The State Department expressed concern Monday about several complaints received from Palestinian–Americans and U.S. Blacks who say they were denied entry to Israel or had their passport confiscated while trying to enter.
“We’ve raised the issue with the government of Israel…stressing that all American citizens are entitled to equal treatment under the laws of foreign countries and that we oppose any discrimination against any of our citizens on the basis of race, religion or ethnic background,” said State Department spokesman Charles Redman.
Redman was responding to a New York Times article which reported Monday that the U.S. Embassy in Tel Aviv and the Consulate in Jerusalem are urging the State Department to issue a travel advisory warning Arab-Americans and Black Americans that they may encounter harassment in trying to enter Israel.
The American-Arab Anti-Discrimination Committee (ADC) here reports that 30 American–Palestinians were turned away this summer and another 50 had their passports revoked. Most of these individuals were traveling to Israel to visit parents in the occupied territories.
ACCUSED OF HARASSMENT
The ADC also reported cases of Israeli officials demanding that Palestinian-Americans post bond before they enter the country, in some cases as high as $100,000.
“It’s a much bigger problem than I anticipated,” said ADC president Abdeen Jabara, who recently returned from trip to the West Bank to investigate the problem.
“It’s a selective form of harassment,” added an ADC spokesman. “There seems to be an effort to chill the American-Palestinian community and to discourage them from going.”
Nawal Hamad, a resident of Arlington, Va., born in the West Bank, said that she flew to Israel with her four children last month to visit her parents. But when she arrived at Ben Gurion Airport, she said, she and her family were taken into custody by Israeli security officials, held for several hours without explanation and later forced to board a plane back to New York.
“I was treated like garbage,” Hamad, a bank office manager, told the Jewish Telegraphic Agency. She said she and her children were told they were not welcome in Israel.

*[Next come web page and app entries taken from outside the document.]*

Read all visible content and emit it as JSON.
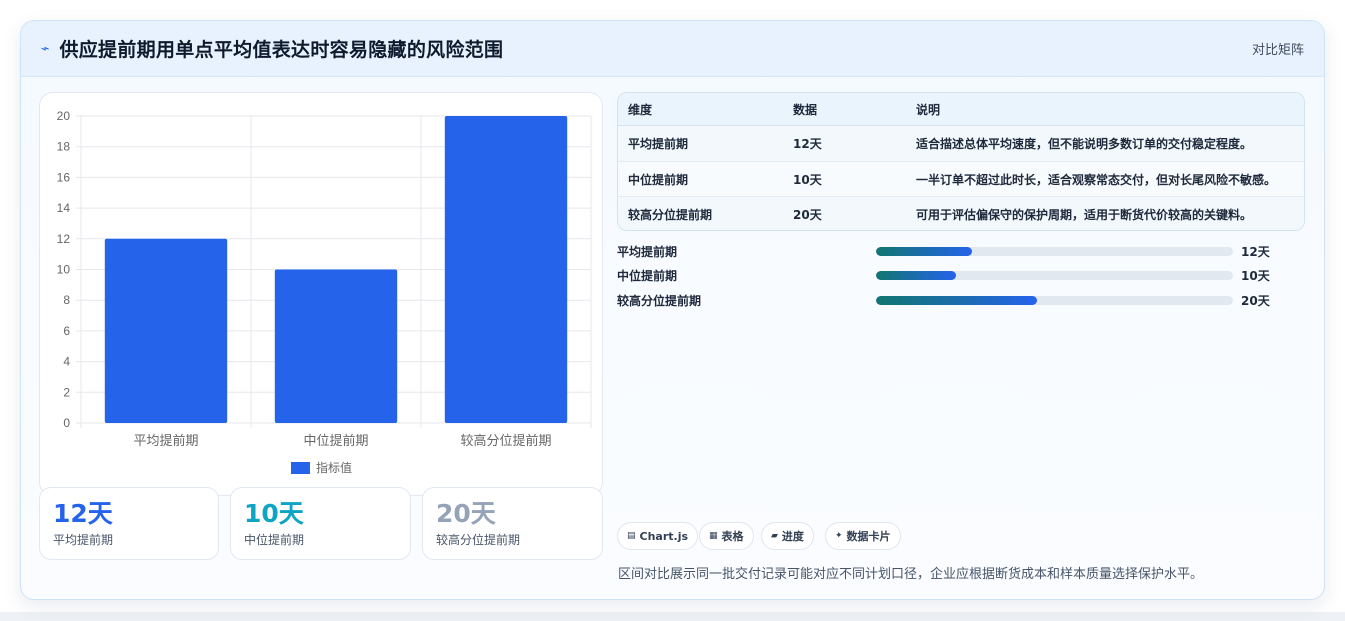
{
  "header": {
    "title": "供应提前期用单点平均值表达时容易隐藏的风险范围",
    "icon": "lightning-icon",
    "link": "对比矩阵"
  },
  "chart_data": {
    "type": "bar",
    "categories": [
      "平均提前期",
      "中位提前期",
      "较高分位提前期"
    ],
    "series": [
      {
        "name": "指标值",
        "values": [
          12,
          10,
          20
        ],
        "color": "#2563eb"
      }
    ],
    "ylim": [
      0,
      20
    ],
    "yticks": [
      0,
      2,
      4,
      6,
      8,
      10,
      12,
      14,
      16,
      18,
      20
    ],
    "grid": true,
    "legend_position": "bottom"
  },
  "stats": [
    {
      "value": "12天",
      "label": "平均提前期",
      "color": "#2563eb"
    },
    {
      "value": "10天",
      "label": "中位提前期",
      "color": "#0ea5c4"
    },
    {
      "value": "20天",
      "label": "较高分位提前期",
      "color": "#94a3b8"
    }
  ],
  "table": {
    "headers": [
      "维度",
      "数据",
      "说明"
    ],
    "rows": [
      [
        "平均提前期",
        "12天",
        "适合描述总体平均速度，但不能说明多数订单的交付稳定程度。"
      ],
      [
        "中位提前期",
        "10天",
        "一半订单不超过此时长，适合观察常态交付，但对长尾风险不敏感。"
      ],
      [
        "较高分位提前期",
        "20天",
        "可用于评估偏保守的保护周期，适用于断货代价较高的关键料。"
      ]
    ]
  },
  "progress": [
    {
      "label": "平均提前期",
      "value": "12天",
      "fraction": 0.27
    },
    {
      "label": "中位提前期",
      "value": "10天",
      "fraction": 0.225
    },
    {
      "label": "较高分位提前期",
      "value": "20天",
      "fraction": 0.45
    }
  ],
  "tags": [
    {
      "icon": "chart-icon",
      "glyph": "▤",
      "label": "Chart.js"
    },
    {
      "icon": "table-icon",
      "glyph": "▦",
      "label": "表格"
    },
    {
      "icon": "progress-icon",
      "glyph": "▰",
      "label": "进度"
    },
    {
      "icon": "sparkle-icon",
      "glyph": "✦",
      "label": "数据卡片"
    }
  ],
  "footnote": "区间对比展示同一批交付记录可能对应不同计划口径，企业应根据断货成本和样本质量选择保护水平。"
}
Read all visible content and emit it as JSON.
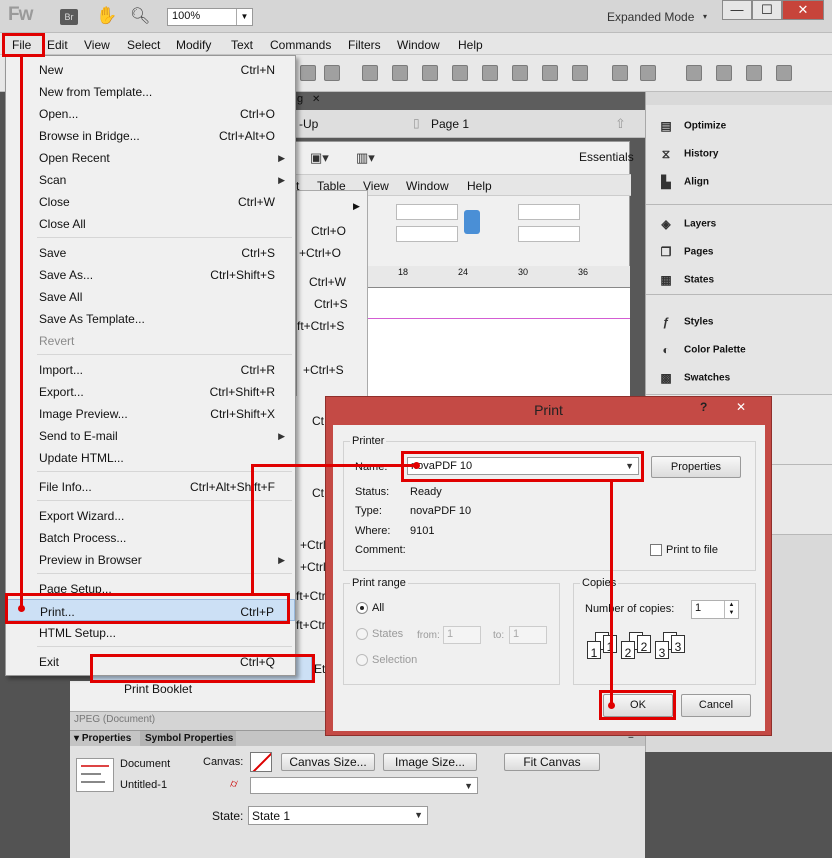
{
  "app": {
    "logo": "Fw",
    "bridge_badge": "Br",
    "zoom": "100%",
    "workspace_mode": "Expanded Mode",
    "window_buttons": {
      "minimize": "—",
      "maximize": "☐",
      "close": "✕"
    }
  },
  "menubar": [
    "File",
    "Edit",
    "View",
    "Select",
    "Modify",
    "Text",
    "Commands",
    "Filters",
    "Window",
    "Help"
  ],
  "file_menu": {
    "groups": [
      [
        {
          "label": "New",
          "shortcut": "Ctrl+N"
        },
        {
          "label": "New from Template...",
          "shortcut": ""
        },
        {
          "label": "Open...",
          "shortcut": "Ctrl+O"
        },
        {
          "label": "Browse in Bridge...",
          "shortcut": "Ctrl+Alt+O"
        },
        {
          "label": "Open Recent",
          "shortcut": "",
          "submenu": true
        },
        {
          "label": "Scan",
          "shortcut": "",
          "submenu": true
        },
        {
          "label": "Close",
          "shortcut": "Ctrl+W"
        },
        {
          "label": "Close All",
          "shortcut": ""
        }
      ],
      [
        {
          "label": "Save",
          "shortcut": "Ctrl+S"
        },
        {
          "label": "Save As...",
          "shortcut": "Ctrl+Shift+S"
        },
        {
          "label": "Save All",
          "shortcut": ""
        },
        {
          "label": "Save As Template...",
          "shortcut": ""
        },
        {
          "label": "Revert",
          "shortcut": "",
          "disabled": true
        }
      ],
      [
        {
          "label": "Import...",
          "shortcut": "Ctrl+R"
        },
        {
          "label": "Export...",
          "shortcut": "Ctrl+Shift+R"
        },
        {
          "label": "Image Preview...",
          "shortcut": "Ctrl+Shift+X"
        },
        {
          "label": "Send to E-mail",
          "shortcut": "",
          "submenu": true
        },
        {
          "label": "Update HTML...",
          "shortcut": ""
        }
      ],
      [
        {
          "label": "File Info...",
          "shortcut": "Ctrl+Alt+Shift+F"
        }
      ],
      [
        {
          "label": "Export Wizard...",
          "shortcut": ""
        },
        {
          "label": "Batch Process...",
          "shortcut": ""
        },
        {
          "label": "Preview in Browser",
          "shortcut": "",
          "submenu": true
        }
      ],
      [
        {
          "label": "Page Setup...",
          "shortcut": ""
        },
        {
          "label": "Print...",
          "shortcut": "Ctrl+P",
          "highlighted": true
        },
        {
          "label": "HTML Setup...",
          "shortcut": ""
        }
      ],
      [
        {
          "label": "Exit",
          "shortcut": "Ctrl+Q"
        }
      ]
    ]
  },
  "background_window": {
    "doc_tab_close": "✕",
    "tab_fragment": "g",
    "popup_fragment": "-Up",
    "page": "Page 1",
    "essentials": "Essentials",
    "menu_fragments": [
      "t",
      "Table",
      "View",
      "Window",
      "Help"
    ],
    "ruler_ticks": [
      "18",
      "24",
      "30",
      "36"
    ],
    "menu_shortcuts": [
      "Ctrl+O",
      "+Ctrl+O",
      "Ctrl+W",
      "Ctrl+S",
      "ft+Ctrl+S",
      "+Ctrl+S",
      "Ct",
      "Ct",
      "+Ctrl+C",
      "+Ctrl+C",
      "ft+Ctrl+C",
      "ft+Ctrl+C",
      "Et"
    ],
    "print_booklet": "Print Booklet",
    "status": "JPEG (Document)"
  },
  "right_panel": {
    "group1": [
      "Optimize",
      "History",
      "Align"
    ],
    "group2": [
      "Layers",
      "Pages",
      "States"
    ],
    "group3": [
      "Styles",
      "Color Palette",
      "Swatches"
    ]
  },
  "properties": {
    "tabs": [
      "Properties",
      "Symbol Properties"
    ],
    "doc_type": "Document",
    "doc_name": "Untitled-1",
    "canvas_label": "Canvas:",
    "canvas_size_btn": "Canvas Size...",
    "image_size_btn": "Image Size...",
    "fit_canvas_btn": "Fit Canvas",
    "state_label": "State:",
    "state_value": "State 1"
  },
  "print_dialog": {
    "title": "Print",
    "help": "?",
    "close": "✕",
    "printer_group": "Printer",
    "name_label": "Name:",
    "name_value": "novaPDF 10",
    "properties_btn": "Properties",
    "status_label": "Status:",
    "status_value": "Ready",
    "type_label": "Type:",
    "type_value": "novaPDF 10",
    "where_label": "Where:",
    "where_value": "9101",
    "comment_label": "Comment:",
    "print_to_file": "Print to file",
    "range_group": "Print range",
    "range_all": "All",
    "range_states": "States",
    "from_label": "from:",
    "from_value": "1",
    "to_label": "to:",
    "to_value": "1",
    "range_selection": "Selection",
    "copies_group": "Copies",
    "copies_label": "Number of copies:",
    "copies_value": "1",
    "collate_pages": [
      "1",
      "1",
      "2",
      "2",
      "3",
      "3"
    ],
    "ok": "OK",
    "cancel": "Cancel"
  },
  "colors": {
    "annotation": "#e00000",
    "dialog_frame": "#c44a45",
    "menu_highlight": "#cce0f5"
  }
}
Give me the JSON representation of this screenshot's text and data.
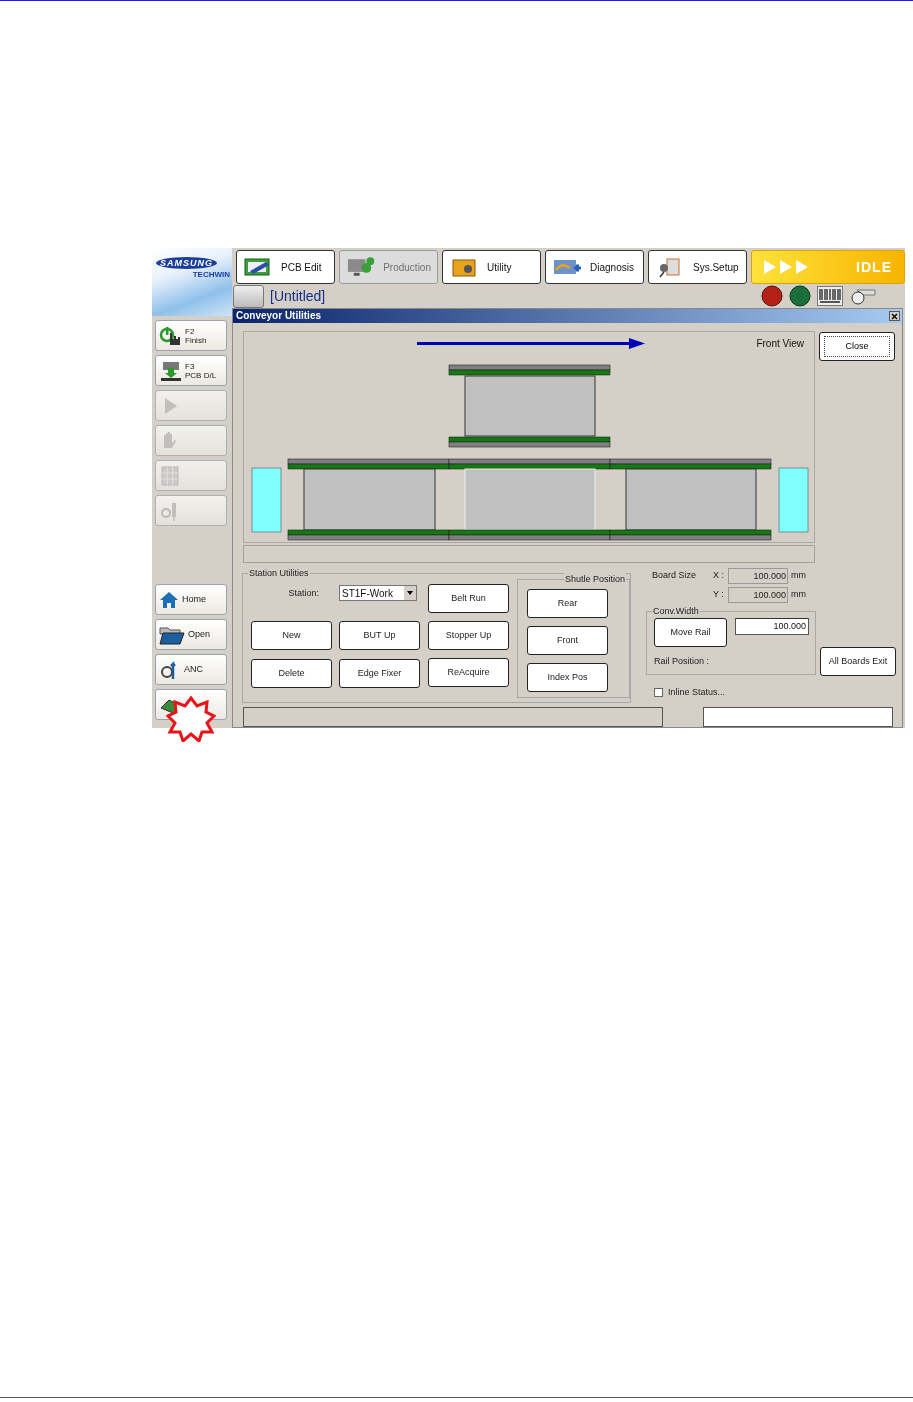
{
  "logo": {
    "brand": "SAMSUNG",
    "sub": "TECHWIN"
  },
  "side_buttons": [
    {
      "key": "F2",
      "label": "Finish",
      "disabled": false
    },
    {
      "key": "F3",
      "label": "PCB D/L",
      "disabled": false
    },
    {
      "disabled": true
    },
    {
      "disabled": true
    },
    {
      "disabled": true
    },
    {
      "disabled": true
    }
  ],
  "nav_buttons": [
    {
      "label": "Home"
    },
    {
      "label": "Open"
    },
    {
      "label": "ANC"
    }
  ],
  "tabs": [
    {
      "label": "PCB Edit",
      "selected": false
    },
    {
      "label": "Production",
      "selected": true
    },
    {
      "label": "Utility",
      "selected": false
    },
    {
      "label": "Diagnosis",
      "selected": false
    },
    {
      "label": "Sys.Setup",
      "selected": false
    }
  ],
  "status": {
    "text": "IDLE"
  },
  "document": {
    "title": "[Untitled]"
  },
  "dialog": {
    "title": "Conveyor Utilities",
    "view_label": "Front View",
    "close_button": "Close",
    "station_utilities": {
      "title": "Station Utilities",
      "station_label": "Station:",
      "station_value": "ST1F-Work",
      "buttons": [
        "Belt Run",
        "New",
        "BUT Up",
        "Stopper Up",
        "Delete",
        "Edge Fixer",
        "ReAcquire"
      ]
    },
    "shuttle_position": {
      "title": "Shutle Position",
      "buttons": [
        "Rear",
        "Front",
        "Index Pos"
      ]
    },
    "board_size": {
      "label": "Board Size",
      "x_label": "X :",
      "x_value": "100.000",
      "x_unit": "mm",
      "y_label": "Y :",
      "y_value": "100.000",
      "y_unit": "mm"
    },
    "conv_width": {
      "title": "Conv.Width",
      "button": "Move Rail",
      "value": "100.000",
      "rail_position_label": "Rail Position :"
    },
    "all_boards_exit": "All Boards Exit",
    "inline_status": {
      "label": "Inline Status...",
      "checked": false
    }
  }
}
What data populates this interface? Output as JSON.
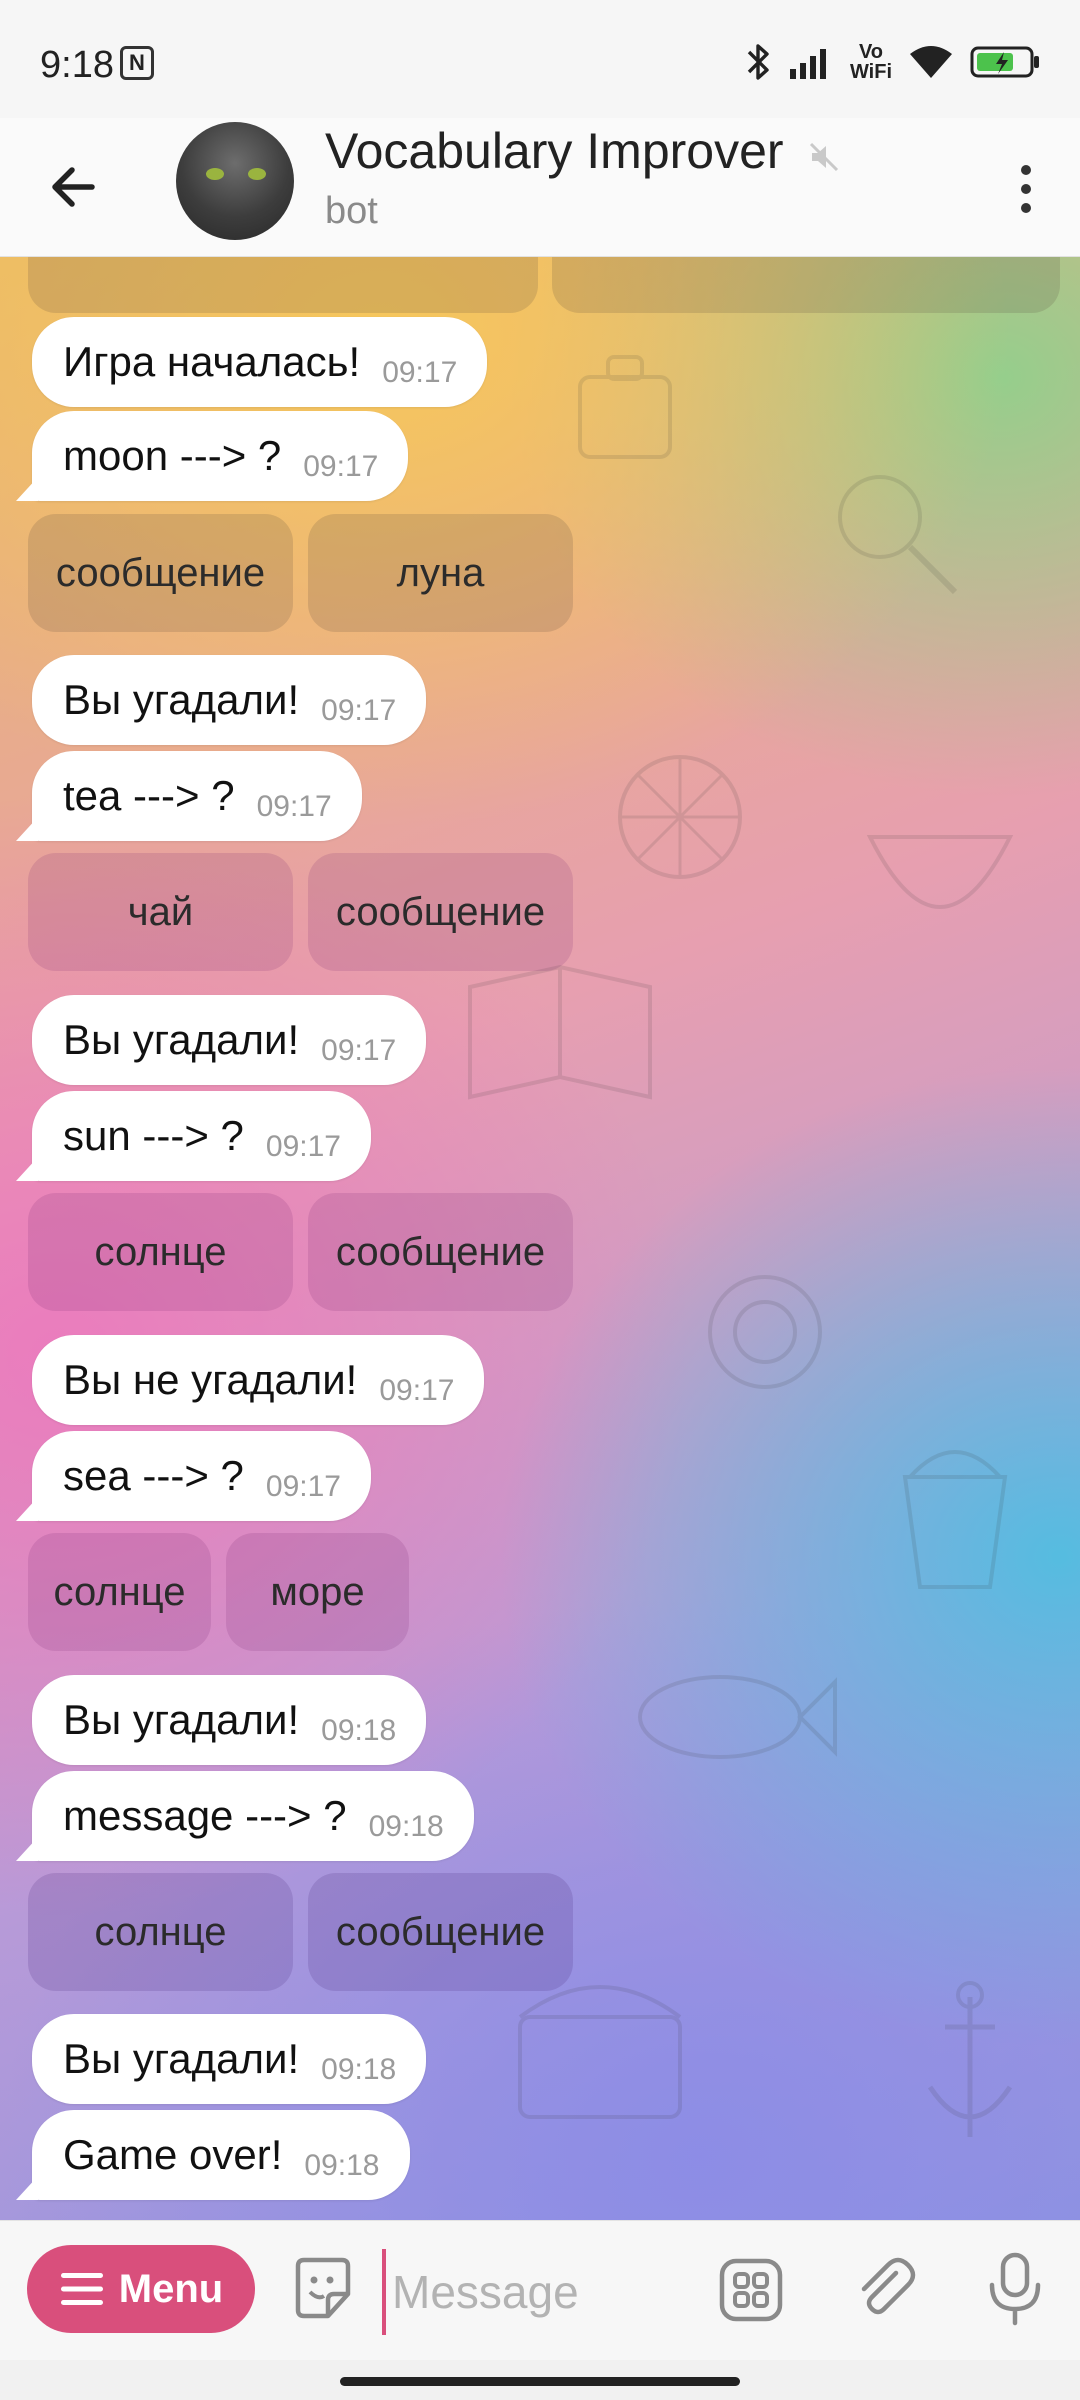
{
  "status_bar": {
    "time": "9:18",
    "nfc_label": "N",
    "volte_line1": "Vo",
    "volte_line2": "WiFi"
  },
  "header": {
    "title": "Vocabulary Improver",
    "subtitle": "bot"
  },
  "messages": [
    {
      "text": "Игра началась!",
      "time": "09:17"
    },
    {
      "text": "moon ---> ?",
      "time": "09:17"
    },
    {
      "text": "Вы угадали!",
      "time": "09:17"
    },
    {
      "text": "tea ---> ?",
      "time": "09:17"
    },
    {
      "text": "Вы угадали!",
      "time": "09:17"
    },
    {
      "text": "sun ---> ?",
      "time": "09:17"
    },
    {
      "text": "Вы не угадали!",
      "time": "09:17"
    },
    {
      "text": "sea ---> ?",
      "time": "09:17"
    },
    {
      "text": "Вы угадали!",
      "time": "09:18"
    },
    {
      "text": "message ---> ?",
      "time": "09:18"
    },
    {
      "text": "Вы угадали!",
      "time": "09:18"
    },
    {
      "text": "Game over!",
      "time": "09:18"
    }
  ],
  "keyboards": [
    [
      "сообщение",
      "луна"
    ],
    [
      "чай",
      "сообщение"
    ],
    [
      "солнце",
      "сообщение"
    ],
    [
      "солнце",
      "море"
    ],
    [
      "солнце",
      "сообщение"
    ]
  ],
  "input_bar": {
    "menu_label": "Menu",
    "placeholder": "Message"
  },
  "colors": {
    "accent": "#d94f7c",
    "bubble": "#ffffff",
    "time_text": "#9a9a9a"
  }
}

Hamad said she was recently informed that she may visit Israel if she signs an affidavit testifying that she will not extend the stay provided by her visa. But she said she has not been given any financial restitution for the cost of the last trip and is unsure she can afford another ticket. Asher Naim, Minister of Information at the Israel Embassy here, said that cases like that of Hamad were not a result of Israeli discrimination against Palestinian-Americans.
“These are individuals who we have reason to believe form a security problem and their intentions are not just to visit and leave Israel, but they have other agendas,” Naim said. “This is a prerogative of any government to accept or reject anyone who comes to its shores.”
Naim said Black Americans have been turned away because they are suspected of belonging to the Black Hebrew Israelites. In 1972, Black Hebrews were ruled not to be Jews and so did not fall under the Law of Return.
Naim said the Israeli government is investigating the case of Marvin Vaughn, a Black resident of Cincinati who was deported at the airport along with Hamad, and who the ADC maintains was simply a tourist. Vaughn was acting peculiarly when he left the plane by declaring that he was the Messiah, Naim said, and might have been mistaken for a Black Hebrew.
American citizens who have doubts about being allowed to visit Israel can contact the Israeli Consulate. “We would be happy to give them the information,” Naim said.